What can I do When my Ex Stops Paying Child Support?
There may be various enforcement actions available to you when an ex defaults on court-ordered child support payments, and these options can include (but may not be exclusive to):
- Court enforcement actions , such as:
- Jail time, which can result from findings that the parent who has defaulted is in contempt of court – The court has the discretion to determine how much jail to order, as well as whether additional fines may be imposed.
- Criminal prosecution, which can involve either misdemeanor or felony criminal charges – In these cases, the amount of the arrearages, as well as when the last payment was made, will be factors considered when determining whether misdemeanor or felony charges are filed.
- State administrative remedies , which can include:
- Wage garnishments, which will involve notifying an employer that a certain amount of money is to be withheld from a parent’s paycheck each month to cover the child support arrearages
- The interception of tax refunds, including federal and/or state tax refunds
- Asset seizures, which generally come into play if the default has persisted for more than 12 months
- Credit bureau reporting, which can result in unpaid child support payments (outstanding at least 180 days) appearing as collections on credit reports
- Other possible remedies , such as:
- Drivers’ license revocations
- Ineligibility to obtain a passport
- Garnishments of unemployment and/or workers’ compensation benefits
- Administrative enforcement agency in Arizona – The Division of Child Support Services (DCSS) is the administrative agency in Arizona that has the authority to take action when child support payments go into default.
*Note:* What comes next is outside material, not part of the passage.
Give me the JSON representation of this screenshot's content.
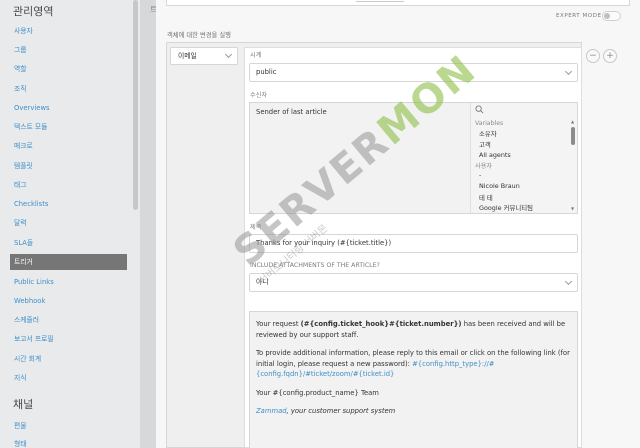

By law, the DCSS is required to send out notifications to parents about enforcement actions being pursued against them due to alleged defaults on child support payments. These notices outline how to dispute the given action.
- Use of custody as a leverage for child support – It’s important for parents to understand that, when child support defaults occur, withholding parenting time from the nonpaying parent is not the answer; this can only create more legal problems.
- Modifications of child support orders – When parents are know they are unable to meet their child support obligations, requesting a modification of these orders from the court – rather than not making the payments – is preferable. The court can review the financial circumstances in these situations and decide whether to reduce the award (or terminate altogether).
If you need help securing child support, enforcing child support orders or resolving any family law matter, you can rely on Scottsdale Family Law Attorney Karen Schoenau for honest answers, effective representation and the best possible outcomes to your case.
To receive professional advice and learn more about how we can help you, schedule an initial consultation with Attorney Karen Schoenau. You can set up this meeting by calling 480-209-1918or by emailing us using the drop-down contact form at the top of this page.
From her offices based on Scottsdale, Attorney Karen Schoenau represents clients throughout the metropolitan Scottsdale area, including in Scottsdale, Mesa, Surprise, Maricopa County, Pinal County, Gila County and throughout the state of Arizona.